All in all, Facebook and I had a genial casual relationship… until about four and a half years ago when I became pregnant shortly after Thor and I launched ourselves across the country from the Bay State to the Bay Area without so much as a job between us and only a handful of friends and family in the area, none of whom were procreating. I needed a mama tribe, and I needed one fast. Enter Facebook.
The pregnancy and parenting pages I found led me from the OB’s office to the birth center, from vague leanings like, “I’d like to cloth diaper,” or “I want to breastfeed,” to the arsenal of information needed to achieve such things in this culture. Always an avid reader, while pregnant I devoured book after article after blog, almost too much, and following real discussions on Facebook provided the ballast I needed to begin to organize my scattered thoughts into a fledgling parental philosophy. And at the birth center I hit jackpot: a real live mama tribe. They were on Facebook, too, not just as individuals but also as a group.
For awhile it was a blessing. My Owlet arrived and I was pinned to the chair for huge stretches of time nursing, followed by the lethargy of a second pregnancy and then more of the same while nursing Platypup. Facebook was happy to keep me sane and sated, taking the edge off my thirst for community.
Gradually nursing sessions became briefer and less frequent, yet my usage did not. And while I endeavored to update from pregnancy and birth pages to toddler and bigger kid pages, overall I was emerging from Facebook’s clutches dazed and drained rather than connected and refreshed.
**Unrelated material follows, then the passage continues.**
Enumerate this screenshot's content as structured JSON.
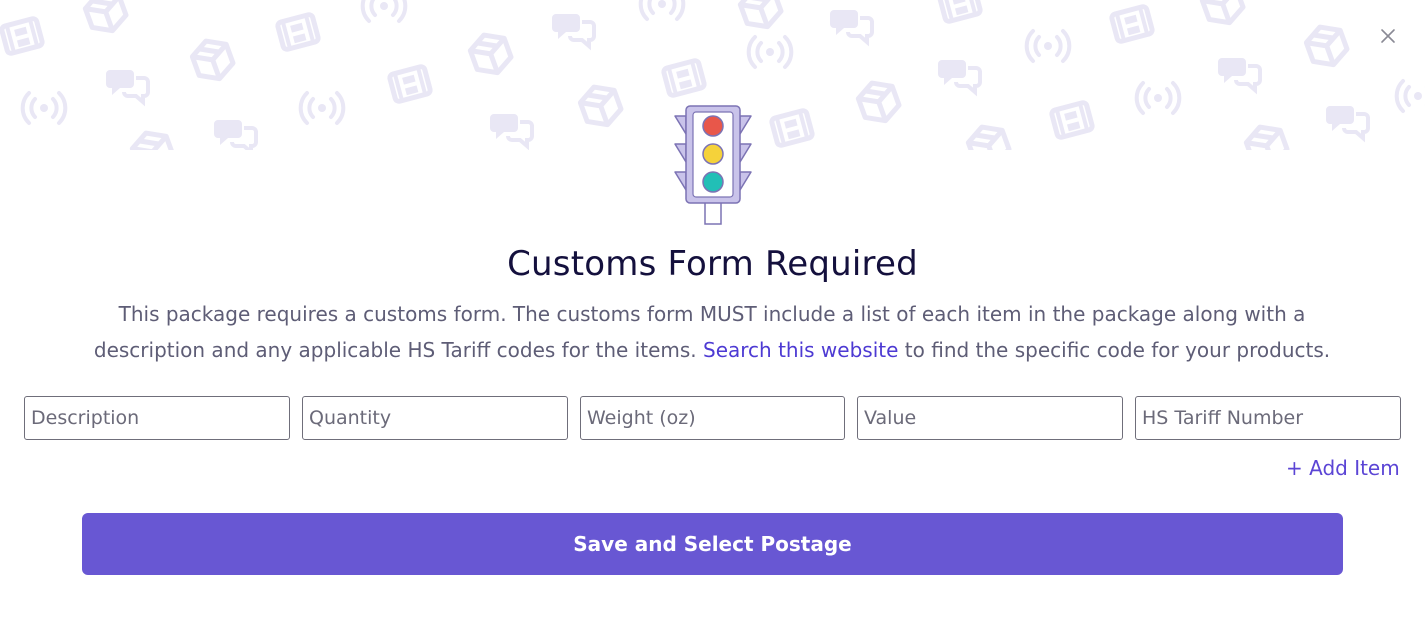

But this is not science fiction. I control the iPad, not the other way around. Changes were needed, and changes I eventually made.
I began by whittling down the multitudes I was following to the ones that made me happy, challenged my thinking, educated me in various ways, or were simply people close to my heart. I added a few new ones and unfriended, unliked, or simply hid a whole bunch. I made sure to have notifications set up tracking my nearest and dearest and then challenged myself not to bother getting “caught up” every day.
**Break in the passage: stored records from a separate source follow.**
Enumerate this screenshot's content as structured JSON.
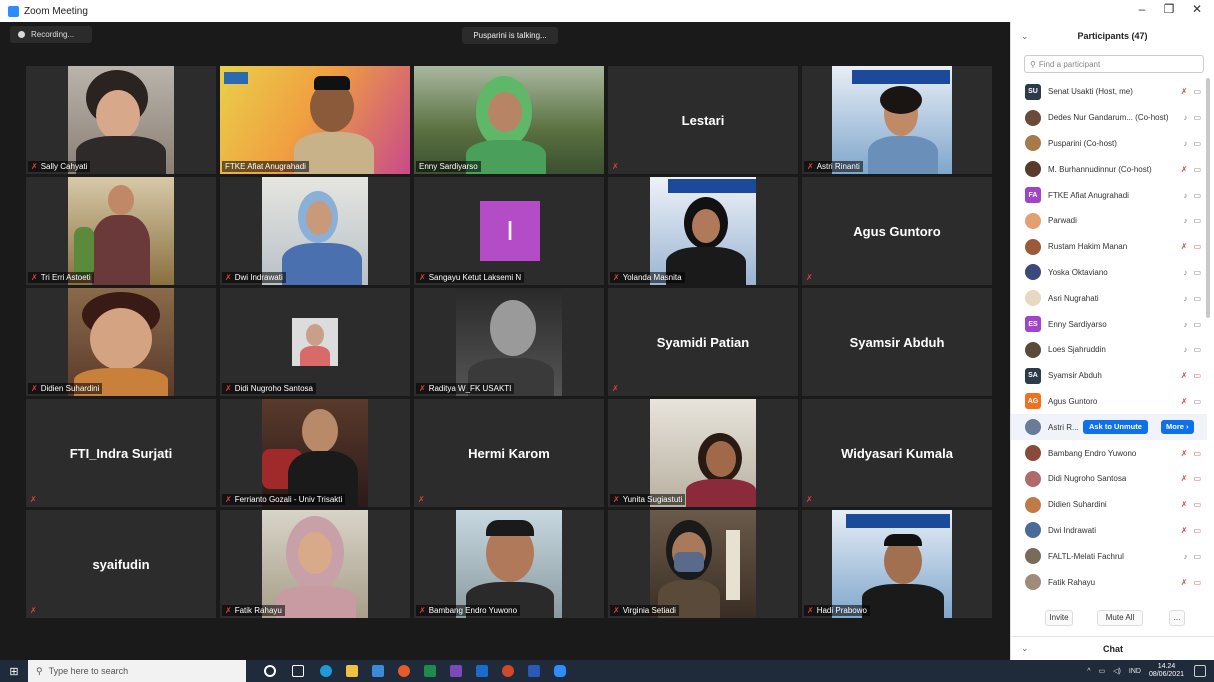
{
  "window": {
    "title": "Zoom Meeting"
  },
  "meeting": {
    "recording_label": "Recording...",
    "talking_label": "Pusparini is talking...",
    "tiles": [
      {
        "label": "Sally Cahyati",
        "video": true,
        "muted": true
      },
      {
        "label": "FTKE Afiat Anugrahadi",
        "video": true,
        "muted": false
      },
      {
        "label": "Enny Sardiyarso",
        "video": true,
        "muted": false
      },
      {
        "name": "Lestari",
        "video": false,
        "muted": true
      },
      {
        "label": "Astri  Rinanti",
        "video": true,
        "muted": true
      },
      {
        "label": "Tri Erri Astoeti",
        "video": true,
        "muted": true
      },
      {
        "label": "Dwi Indrawati",
        "video": true,
        "muted": true
      },
      {
        "label": "Sangayu Ketut Laksemi N",
        "video": true,
        "muted": true,
        "letter": "I"
      },
      {
        "label": "Yolanda Masnita",
        "video": true,
        "muted": true
      },
      {
        "name": "Agus Guntoro",
        "video": false,
        "muted": true
      },
      {
        "label": "Didien Suhardini",
        "video": true,
        "muted": true
      },
      {
        "label": "Didi Nugroho Santosa",
        "video": true,
        "muted": true
      },
      {
        "label": "Raditya W_FK USAKTI",
        "video": true,
        "muted": true
      },
      {
        "name": "Syamidi Patian",
        "video": false,
        "muted": true
      },
      {
        "name": "Syamsir Abduh",
        "video": false,
        "muted": false
      },
      {
        "name": "FTI_Indra Surjati",
        "video": false,
        "muted": true
      },
      {
        "label": "Ferrianto Gozali - Univ Trisakti",
        "video": true,
        "muted": true
      },
      {
        "name": "Hermi Karom",
        "video": false,
        "muted": true
      },
      {
        "label": "Yunita Sugiastuti",
        "video": true,
        "muted": true
      },
      {
        "name": "Widyasari Kumala",
        "video": false,
        "muted": true
      },
      {
        "name": "syaifudin",
        "video": false,
        "muted": true
      },
      {
        "label": "Fatik Rahayu",
        "video": true,
        "muted": true
      },
      {
        "label": "Bambang Endro Yuwono",
        "video": true,
        "muted": true
      },
      {
        "label": "Virginia Setiadi",
        "video": true,
        "muted": true
      },
      {
        "label": "Hadi Prabowo",
        "video": true,
        "muted": true
      }
    ]
  },
  "participants": {
    "title": "Participants (47)",
    "search_placeholder": "Find a participant",
    "rows": [
      {
        "name": "Senat Usakti (Host, me)",
        "initials": "SU",
        "color": "#2d3a4a"
      },
      {
        "name": "Dedes Nur Gandarum... (Co-host)",
        "photo": true,
        "color": "#6b4a3a"
      },
      {
        "name": "Pusparini (Co-host)",
        "photo": true,
        "color": "#a77a4a"
      },
      {
        "name": "M. Burhannudinnur (Co-host)",
        "photo": true,
        "color": "#5a3a2a"
      },
      {
        "name": "FTKE Afiat Anugrahadi",
        "initials": "FA",
        "color": "#a044c8"
      },
      {
        "name": "Parwadi",
        "photo": true,
        "color": "#e4a070"
      },
      {
        "name": "Rustam Hakim Manan",
        "photo": true,
        "color": "#9a5a3a"
      },
      {
        "name": "Yoska Oktaviano",
        "photo": true,
        "color": "#3a4a7a"
      },
      {
        "name": "Asri Nugrahati",
        "photo": true,
        "color": "#e8d8c0"
      },
      {
        "name": "Enny Sardiyarso",
        "initials": "ES",
        "color": "#a044c8"
      },
      {
        "name": "Loes Sjahruddin",
        "photo": true,
        "color": "#5a4a3a"
      },
      {
        "name": "Syamsir Abduh",
        "initials": "SA",
        "color": "#2d3a4a"
      },
      {
        "name": "Agus Guntoro",
        "initials": "AG",
        "color": "#f07020"
      },
      {
        "name": "Astri  R...",
        "photo": true,
        "color": "#6a7a9a",
        "hover": true
      },
      {
        "name": "Bambang Endro Yuwono",
        "photo": true,
        "color": "#8a4a3a"
      },
      {
        "name": "Didi Nugroho Santosa",
        "photo": true,
        "color": "#b06a6a"
      },
      {
        "name": "Didien Suhardini",
        "photo": true,
        "color": "#c07a4a"
      },
      {
        "name": "Dwi Indrawati",
        "photo": true,
        "color": "#4a6a9a"
      },
      {
        "name": "FALTL-Melati Fachrul",
        "photo": true,
        "color": "#7a6a5a"
      },
      {
        "name": "Fatik Rahayu",
        "photo": true,
        "color": "#a08a7a"
      }
    ],
    "ask_to_unmute": "Ask to Unmute",
    "more": "More ›",
    "invite": "Invite",
    "mute_all": "Mute All",
    "ellipsis": "...",
    "chat": "Chat"
  },
  "taskbar": {
    "search_placeholder": "Type here to search",
    "lang": "IND",
    "time": "14.24",
    "date": "08/06/2021"
  }
}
It was better, but still not enough. I no longer felt like my life was being vacuumed up by the Facebook monster but I needed something to fill those many awkwardly empty minutes in a parent’s life, the times when you should be doing laundry but the kids are peacefully entertaining themselves for a moment and you’re looking for a way to properly enjoy it. Blogging would fit the bill except it generally requires sustained attention and therefore must vie for time with the other leisure activities relegated to evenings or spouse-sanctioned time outs.
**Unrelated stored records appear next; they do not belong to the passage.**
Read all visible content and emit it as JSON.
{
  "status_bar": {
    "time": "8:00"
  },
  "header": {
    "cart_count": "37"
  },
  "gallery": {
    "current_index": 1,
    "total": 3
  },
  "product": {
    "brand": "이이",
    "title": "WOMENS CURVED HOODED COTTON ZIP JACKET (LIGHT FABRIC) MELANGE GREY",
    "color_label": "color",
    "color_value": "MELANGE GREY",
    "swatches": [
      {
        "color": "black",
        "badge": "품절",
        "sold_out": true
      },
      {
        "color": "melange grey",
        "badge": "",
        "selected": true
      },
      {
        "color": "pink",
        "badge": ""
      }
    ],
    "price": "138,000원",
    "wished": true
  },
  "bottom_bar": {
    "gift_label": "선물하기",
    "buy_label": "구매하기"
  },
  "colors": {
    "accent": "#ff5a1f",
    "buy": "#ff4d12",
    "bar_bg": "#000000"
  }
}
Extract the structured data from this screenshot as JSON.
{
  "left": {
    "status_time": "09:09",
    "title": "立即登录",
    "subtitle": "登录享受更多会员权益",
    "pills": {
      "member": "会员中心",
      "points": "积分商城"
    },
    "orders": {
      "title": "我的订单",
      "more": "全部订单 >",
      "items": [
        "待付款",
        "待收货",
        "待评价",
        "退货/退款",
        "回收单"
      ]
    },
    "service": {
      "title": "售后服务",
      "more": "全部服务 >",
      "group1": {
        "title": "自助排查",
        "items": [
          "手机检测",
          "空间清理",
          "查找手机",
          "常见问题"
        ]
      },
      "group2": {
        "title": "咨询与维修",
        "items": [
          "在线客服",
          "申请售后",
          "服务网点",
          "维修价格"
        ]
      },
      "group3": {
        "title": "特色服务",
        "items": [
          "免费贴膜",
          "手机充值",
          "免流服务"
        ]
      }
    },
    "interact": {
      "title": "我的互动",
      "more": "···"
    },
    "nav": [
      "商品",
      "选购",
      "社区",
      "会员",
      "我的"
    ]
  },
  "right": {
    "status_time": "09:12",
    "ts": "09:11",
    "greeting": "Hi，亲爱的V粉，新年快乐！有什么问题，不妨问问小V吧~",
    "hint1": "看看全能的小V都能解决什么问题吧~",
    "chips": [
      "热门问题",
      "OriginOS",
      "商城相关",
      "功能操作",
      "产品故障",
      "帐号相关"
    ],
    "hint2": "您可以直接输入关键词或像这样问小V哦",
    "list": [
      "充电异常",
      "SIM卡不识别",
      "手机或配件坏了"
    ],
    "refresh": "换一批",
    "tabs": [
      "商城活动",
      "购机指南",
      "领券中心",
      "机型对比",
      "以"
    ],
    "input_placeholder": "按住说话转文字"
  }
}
Then, in a stroke of genius, I put Duolingo, an amazing free language-learning app, in the same folder as Facebook, WordPress, Kindle, and the various apps I use for work. Suddenly my automatic Facebook checking had an extra step, and one in which I was consistently confronted with healthier pursuits.
I began to cast around for other life-enriching apps to fill my folder and box Facebook back into a more respectable portion of my electronic life. One of my favorites is Transform Your Life: A Year of Awareness Practice by Cheri Huber, an app which presents you with a nugget for contemplation each day.
Another I am fond of is Ninja Fitness, an amusing way to make sure you are balancing different kinds of exercise. Sometimes I do the workouts outlined in each section (strength, agility, endurance, and zen) but sometimes I use it as a logbook for my own workouts in each category. For example, they specify intervals to walk vs. run, and I am more inclined to just go run unless I’ve got both kids, in which case I have successfully done the walk-run thing in our backyard with a giggling entourage in tow. The zen section is kind of goofy so mostly I just do yoga on my own. Call me crazy but I kind of like that “logging it in” really means just starting the workout and letting it run its course, during which time I cannot use the iPad to do anything else.
I enjoy the thought process a good tarot reading gives, and The Tarot Sampler is a great way to try a bunch of decks out for free to find the one you like best. It works just fine as a deck in and of itself, but I think I will eventually get sick of seeing the one I don’t like very well pop up.
I’m on the lookout for a yoga app and a meditation app, so if you have one to recommend, I’d love to hear about it! I’ve tried a few free ones but am not crazy about any so far, though one guided meditation app, Breathe, is one I would highly recommend for beginners or kids.
It is difficult to overstate the value in taking a step back from Facebook. If any of this resonates with you, the blogger Hands Free Mama (who ironically can be followed via FB) is a great place to begin.